And in the past nine years, Akiko, together with husband Chip, has taken on the joyous yet challenging role of being parents to three kids: Noah, 9; Elijah, 7; and Sachiko, 3, who was born with Down syndrome (DS).
Fear of the unknown that is Down syndrome
“We were unprepared for the diagnosis as we didn’t know then she had DS. We were naturally very fearful when she first came out — we feared the unknown and her future. We didn’t know what DS meant in the long run,” Akiko tells SmartParenting.com.ph in an email interview.
In navigating the unknown, Akiko got valuable outside support. One of Sachiko’s godfather, whose brother has DS, referred her to an aunt who was one of the founders of Down Syndrome Association of the Philippines (DSAPI). “They instantly put us in touch with the DSAPI group who swooped us in their arms and invited us to an early intervention seminar,” she says.
Apart from DSAPI, there were also other friends who connected Akiko and Chip with families with children who have DS. “God was really enveloping us, assuring us it was going to be okay,” she says.
Akiko shares that two weeks before she was supposed to give birth to Sachi, as the family fondly calls Sachiko, she had an appointment with a developmental pediatrician. She was consulting about allowing children with special needs to be enrolled at their swimming school. “Lo and behold, God was preparing us for Sach!”
Sachi is growing up to be an active young kid who “can get away with murder,” as her mom jokingly describes her. And yes, she loves the water, too.
Speech is perhaps the most significant challenge kids with Down syndrome have to overcome at this point. “Because of the size of their mouth and tongue which is longer than average, speech is harder and talking clearly, more so,” says Akiko.
These days, Akiko and Chip choose to count their blessings rather than the challenges since Sachi entered their lives.
“Sachiko is very healthy all considered since many DS children have heart conditions and sometimes leukemia, and she has neither,” Akiko says. She adds they have been blessed in many aspects, such as meeting people who have been down the same road before, having great doctors and therapists, and having Sachi at a time when early intervention is available.
Lessons on embracing inclusivity
Indeed, the arrival of Sachi has transformed many aspects of her family’s life, and this has spilled over to the swimming school Akiko runs, the Akiko Thomson Swim School. They currently teach students from One World, a school that supports children with special needs and accept children with DS as well.
“We are not experts in special needs, but I believe for many the water has a calming effect. We also have heard from a parent that her son with special needs seems to develop better when engaged in physical exercise like swimming,” she shares.
Full disclosure of a child’s condition before enrolling him/her is essential, she stresses so the school can provide one on one teaching.

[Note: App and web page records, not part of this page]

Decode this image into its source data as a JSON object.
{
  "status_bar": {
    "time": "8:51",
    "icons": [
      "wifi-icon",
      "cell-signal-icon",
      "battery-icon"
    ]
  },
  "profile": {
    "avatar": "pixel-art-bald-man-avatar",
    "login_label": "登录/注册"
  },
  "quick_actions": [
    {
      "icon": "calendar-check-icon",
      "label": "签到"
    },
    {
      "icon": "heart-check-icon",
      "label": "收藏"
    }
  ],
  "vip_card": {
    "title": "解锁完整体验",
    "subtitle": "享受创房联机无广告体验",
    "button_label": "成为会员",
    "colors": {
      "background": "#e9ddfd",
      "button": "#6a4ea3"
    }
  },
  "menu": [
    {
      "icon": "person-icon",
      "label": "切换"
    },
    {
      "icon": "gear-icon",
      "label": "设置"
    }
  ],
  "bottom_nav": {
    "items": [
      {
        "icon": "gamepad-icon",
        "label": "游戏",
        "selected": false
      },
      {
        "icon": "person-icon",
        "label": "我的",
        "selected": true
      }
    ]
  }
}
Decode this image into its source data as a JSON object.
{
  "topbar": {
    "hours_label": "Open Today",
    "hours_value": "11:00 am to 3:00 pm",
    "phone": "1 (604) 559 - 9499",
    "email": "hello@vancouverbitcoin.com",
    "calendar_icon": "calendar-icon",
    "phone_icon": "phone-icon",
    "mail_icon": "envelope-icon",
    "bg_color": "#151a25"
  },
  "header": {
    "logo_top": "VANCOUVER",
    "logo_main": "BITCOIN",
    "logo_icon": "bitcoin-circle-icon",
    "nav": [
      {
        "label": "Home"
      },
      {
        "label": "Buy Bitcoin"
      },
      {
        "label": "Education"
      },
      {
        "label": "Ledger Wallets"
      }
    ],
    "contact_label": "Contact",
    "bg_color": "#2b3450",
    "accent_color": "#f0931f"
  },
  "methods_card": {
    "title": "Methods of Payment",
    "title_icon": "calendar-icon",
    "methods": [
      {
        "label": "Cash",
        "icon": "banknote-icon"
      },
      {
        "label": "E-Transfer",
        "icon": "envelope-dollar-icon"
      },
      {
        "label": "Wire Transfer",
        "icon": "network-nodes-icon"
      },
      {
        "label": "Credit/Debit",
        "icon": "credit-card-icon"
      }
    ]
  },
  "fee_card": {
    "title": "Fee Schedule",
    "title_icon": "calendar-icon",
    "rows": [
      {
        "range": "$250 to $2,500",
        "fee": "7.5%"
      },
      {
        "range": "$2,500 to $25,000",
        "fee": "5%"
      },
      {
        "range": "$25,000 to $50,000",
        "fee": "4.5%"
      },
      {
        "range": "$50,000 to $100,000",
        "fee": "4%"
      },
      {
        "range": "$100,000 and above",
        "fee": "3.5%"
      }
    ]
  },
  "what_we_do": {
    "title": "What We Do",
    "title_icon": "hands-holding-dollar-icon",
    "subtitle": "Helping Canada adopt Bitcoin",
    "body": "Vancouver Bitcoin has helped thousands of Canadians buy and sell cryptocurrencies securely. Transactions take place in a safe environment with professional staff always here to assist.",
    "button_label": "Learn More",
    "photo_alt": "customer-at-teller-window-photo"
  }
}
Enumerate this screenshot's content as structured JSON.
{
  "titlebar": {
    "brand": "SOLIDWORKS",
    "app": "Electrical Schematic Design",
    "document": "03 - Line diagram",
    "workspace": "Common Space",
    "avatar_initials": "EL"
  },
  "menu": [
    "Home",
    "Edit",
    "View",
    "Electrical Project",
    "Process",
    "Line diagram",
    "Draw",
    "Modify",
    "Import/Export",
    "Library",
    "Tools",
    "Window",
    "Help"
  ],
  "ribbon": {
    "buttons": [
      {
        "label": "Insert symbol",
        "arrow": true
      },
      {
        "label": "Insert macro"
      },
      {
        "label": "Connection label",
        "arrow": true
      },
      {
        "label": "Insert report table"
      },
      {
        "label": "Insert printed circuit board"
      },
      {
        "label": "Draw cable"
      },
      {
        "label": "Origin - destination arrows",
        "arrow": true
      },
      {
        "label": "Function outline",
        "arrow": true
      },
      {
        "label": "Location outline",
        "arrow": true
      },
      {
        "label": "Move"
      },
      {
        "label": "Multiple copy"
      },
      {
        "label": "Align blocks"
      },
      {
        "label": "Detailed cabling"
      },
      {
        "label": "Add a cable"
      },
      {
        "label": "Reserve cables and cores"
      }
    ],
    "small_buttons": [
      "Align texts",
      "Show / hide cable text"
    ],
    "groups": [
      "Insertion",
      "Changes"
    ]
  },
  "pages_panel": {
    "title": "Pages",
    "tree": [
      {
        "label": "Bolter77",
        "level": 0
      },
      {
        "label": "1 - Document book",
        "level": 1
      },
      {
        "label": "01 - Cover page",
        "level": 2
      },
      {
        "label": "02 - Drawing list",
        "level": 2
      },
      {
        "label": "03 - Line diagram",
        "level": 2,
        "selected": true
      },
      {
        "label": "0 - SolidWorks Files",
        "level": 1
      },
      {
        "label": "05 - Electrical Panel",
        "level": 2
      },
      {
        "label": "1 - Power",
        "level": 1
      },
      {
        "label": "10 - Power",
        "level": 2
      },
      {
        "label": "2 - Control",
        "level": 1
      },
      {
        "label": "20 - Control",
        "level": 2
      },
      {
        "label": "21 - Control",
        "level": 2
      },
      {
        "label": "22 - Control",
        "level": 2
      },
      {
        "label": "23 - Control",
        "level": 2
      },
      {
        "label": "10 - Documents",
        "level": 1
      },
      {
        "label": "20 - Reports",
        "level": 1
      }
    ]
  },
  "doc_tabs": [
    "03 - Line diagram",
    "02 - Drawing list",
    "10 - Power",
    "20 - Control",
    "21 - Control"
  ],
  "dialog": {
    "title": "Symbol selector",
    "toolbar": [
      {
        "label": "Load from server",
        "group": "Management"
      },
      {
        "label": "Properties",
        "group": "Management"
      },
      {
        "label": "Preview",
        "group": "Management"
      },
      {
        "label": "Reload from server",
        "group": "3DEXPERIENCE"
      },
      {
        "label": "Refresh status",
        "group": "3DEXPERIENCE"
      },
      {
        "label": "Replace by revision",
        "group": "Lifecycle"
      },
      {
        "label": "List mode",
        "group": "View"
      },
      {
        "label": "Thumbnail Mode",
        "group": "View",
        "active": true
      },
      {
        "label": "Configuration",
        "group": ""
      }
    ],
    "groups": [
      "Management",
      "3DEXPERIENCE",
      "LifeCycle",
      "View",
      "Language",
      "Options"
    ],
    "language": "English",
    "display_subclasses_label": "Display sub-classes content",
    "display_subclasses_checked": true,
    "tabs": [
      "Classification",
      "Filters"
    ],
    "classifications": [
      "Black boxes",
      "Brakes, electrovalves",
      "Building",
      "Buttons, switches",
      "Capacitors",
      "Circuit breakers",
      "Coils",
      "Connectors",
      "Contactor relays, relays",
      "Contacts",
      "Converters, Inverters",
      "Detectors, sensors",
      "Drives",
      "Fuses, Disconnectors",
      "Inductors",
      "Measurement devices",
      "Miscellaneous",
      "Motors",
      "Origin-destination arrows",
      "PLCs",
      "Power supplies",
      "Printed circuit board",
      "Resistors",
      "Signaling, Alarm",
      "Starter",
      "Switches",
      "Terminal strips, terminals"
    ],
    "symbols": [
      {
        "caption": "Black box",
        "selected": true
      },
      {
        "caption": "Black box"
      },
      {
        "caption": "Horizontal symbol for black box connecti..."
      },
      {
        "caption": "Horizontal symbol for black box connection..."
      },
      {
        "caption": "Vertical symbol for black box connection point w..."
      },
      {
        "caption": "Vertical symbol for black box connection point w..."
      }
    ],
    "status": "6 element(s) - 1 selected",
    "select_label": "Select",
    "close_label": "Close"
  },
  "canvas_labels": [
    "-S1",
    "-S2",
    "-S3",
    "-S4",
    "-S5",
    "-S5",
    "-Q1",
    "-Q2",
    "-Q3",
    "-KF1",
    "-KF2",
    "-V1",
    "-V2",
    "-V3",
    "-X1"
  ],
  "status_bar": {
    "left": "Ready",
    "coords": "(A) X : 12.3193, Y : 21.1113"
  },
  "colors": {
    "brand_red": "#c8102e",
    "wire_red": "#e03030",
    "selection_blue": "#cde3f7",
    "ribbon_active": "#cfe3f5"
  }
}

“Don’t be scared and afraid of your child’s future,” Akiko says when asked what advice she would give to parents who are learning that their child has DS for the first time. “Your child can have a very good future, different perhaps, but who’s to say or stop what they can be and do?
“And believe me, they will open your eyes and your heart to so much more. They will be your deepest joy and greatest therapy, and you will thank God for giving you such a beautiful, beautiful gift,” she says.
Like the athlete that she is, Akiko, the mom, carries the same positive attitude as she and her husband take special care of Sachi. The experience continues to transform their lives, including Sachi’s two brothers whom Akiko knows will be there for their sister when she grows up. In enumerating how Sachi has changed her, Akiko shares her realizations.
1. You develop more compassion.
“[Raising Sachi] has definitely opened my eyes, made me more compassionate and sensitive to parents with SPED children. My heart is bigger and more tender.”
2. You focus on what the child ‘can’ do.
“I no longer focus on what Sach can’t do and don’t see the need or desire to compare. Sachiko will develop at her own pace, and she will, by the grace of God, be and do all that her heart desires in her own unique way.”
3. You appreciate every milestone.
“With SPED kids, you really do enjoy and celebrate all the milestones because it takes that much more effort for them to speak and walk and do things that typical kids don’t even have to think twice about.”
4. You worry less.
“We don’t know what the future holds for any of our kids so there’s no point worrying! I’m just thankful Sachiko has two brothers who not only help her be that much stronger, but who I know will be there for her someday when we’re no longer around.”